These are not unimportant tasks, at least when one considers that to this point in the evolution of digital music, it is still often difficult for users to wade through the ocean of songs available at online stores to find music they like.
Helping customers find what they want "is one of the oldest and most persistent problems in retail," said Mike McGuire, an analyst with research firm Gartner. "The barriers to entry are pretty low and people's allegiances can switch quickly. Digital music is maturing so now it's less about getting people to the site and more about getting old customers to continue using the product."
One reason why Apple's event lacked the drama of past releases was that much of the news leaked weeks ago. CNET News reported last Wednesday thatringtones. On Wednesday, Jobs told the audience that the ringtones would sell for $1.29 and they would be displayed and sold at iTunes in the same way as regular songs.
Apple also unveiled the next-generation album cover, which the company originally code-named Cocktail but is now called iTunes LP. Jobs told the audience that CDs helped killed such things as album art, liner notes and other extras that once accompanied albums. He acknowledged that digital music also played a part in doing away with traditional album covers.
Jobs said that artists can now have a greater hand in the packaging of the albums they sell on iTunes using video, art, and other digital content.
Perhaps the most significant iTunes 9 feature is Apple's latest baby step into music sharing. What Apple calls "Home Sharing" enables iTunes users to drag a song or group of songs across libraries of up to five authorized computers in a household.
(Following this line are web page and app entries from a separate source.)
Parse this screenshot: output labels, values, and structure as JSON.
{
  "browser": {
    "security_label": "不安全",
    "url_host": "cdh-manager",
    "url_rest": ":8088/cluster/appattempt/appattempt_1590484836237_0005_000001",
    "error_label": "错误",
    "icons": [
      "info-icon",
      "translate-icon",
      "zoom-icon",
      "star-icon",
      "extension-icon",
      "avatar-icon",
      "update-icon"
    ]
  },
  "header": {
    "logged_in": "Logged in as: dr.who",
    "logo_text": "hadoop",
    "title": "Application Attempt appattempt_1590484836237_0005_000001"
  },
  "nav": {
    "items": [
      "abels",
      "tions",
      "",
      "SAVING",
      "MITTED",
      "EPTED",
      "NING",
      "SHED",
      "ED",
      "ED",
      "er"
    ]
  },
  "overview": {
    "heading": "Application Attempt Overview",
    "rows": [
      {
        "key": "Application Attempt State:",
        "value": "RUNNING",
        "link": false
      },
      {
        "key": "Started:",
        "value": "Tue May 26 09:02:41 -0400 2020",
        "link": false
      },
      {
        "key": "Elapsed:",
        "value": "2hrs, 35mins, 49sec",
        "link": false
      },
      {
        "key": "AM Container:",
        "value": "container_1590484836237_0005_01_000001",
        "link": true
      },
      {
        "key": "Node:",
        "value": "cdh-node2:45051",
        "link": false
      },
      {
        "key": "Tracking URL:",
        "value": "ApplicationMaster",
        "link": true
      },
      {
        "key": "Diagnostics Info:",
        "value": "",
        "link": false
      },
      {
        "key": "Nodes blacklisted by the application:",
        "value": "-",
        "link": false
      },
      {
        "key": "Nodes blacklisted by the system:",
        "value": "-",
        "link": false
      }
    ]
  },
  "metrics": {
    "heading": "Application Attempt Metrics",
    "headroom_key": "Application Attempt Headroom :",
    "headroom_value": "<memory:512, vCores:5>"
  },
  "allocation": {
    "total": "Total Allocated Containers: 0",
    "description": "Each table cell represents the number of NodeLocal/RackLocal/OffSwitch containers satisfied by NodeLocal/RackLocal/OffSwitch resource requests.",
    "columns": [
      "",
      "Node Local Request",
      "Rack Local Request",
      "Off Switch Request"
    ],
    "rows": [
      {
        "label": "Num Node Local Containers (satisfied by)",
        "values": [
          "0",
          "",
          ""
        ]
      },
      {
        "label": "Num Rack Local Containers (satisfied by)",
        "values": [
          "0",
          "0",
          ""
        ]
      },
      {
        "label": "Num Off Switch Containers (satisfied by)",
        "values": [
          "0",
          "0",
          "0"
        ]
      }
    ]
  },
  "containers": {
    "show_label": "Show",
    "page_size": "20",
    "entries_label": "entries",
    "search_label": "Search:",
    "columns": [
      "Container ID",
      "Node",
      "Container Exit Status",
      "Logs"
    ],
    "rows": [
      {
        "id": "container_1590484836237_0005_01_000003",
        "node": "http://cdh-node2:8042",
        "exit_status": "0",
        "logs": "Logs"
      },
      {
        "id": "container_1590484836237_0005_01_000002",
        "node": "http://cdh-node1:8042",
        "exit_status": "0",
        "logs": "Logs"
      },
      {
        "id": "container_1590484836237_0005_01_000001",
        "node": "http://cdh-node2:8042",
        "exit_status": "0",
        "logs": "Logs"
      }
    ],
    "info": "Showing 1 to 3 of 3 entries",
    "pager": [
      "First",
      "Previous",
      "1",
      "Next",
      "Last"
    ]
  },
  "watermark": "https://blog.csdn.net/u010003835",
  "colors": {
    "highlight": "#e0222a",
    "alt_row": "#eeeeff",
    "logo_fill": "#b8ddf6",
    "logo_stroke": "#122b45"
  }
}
What wasn't included in the announcement was the oft-rumored but still non-existent Beatles catalog at iTunes. As in years past, a flurry of rumors accompanied the run-up to Apple's event that the Fab Four's music would be offered by iTunes. As reported by CNET and others,between Apple and Apple Corps, the company that represents the Beatles, has been reached.
To read about Apple's Wednesday hardware announcements, go.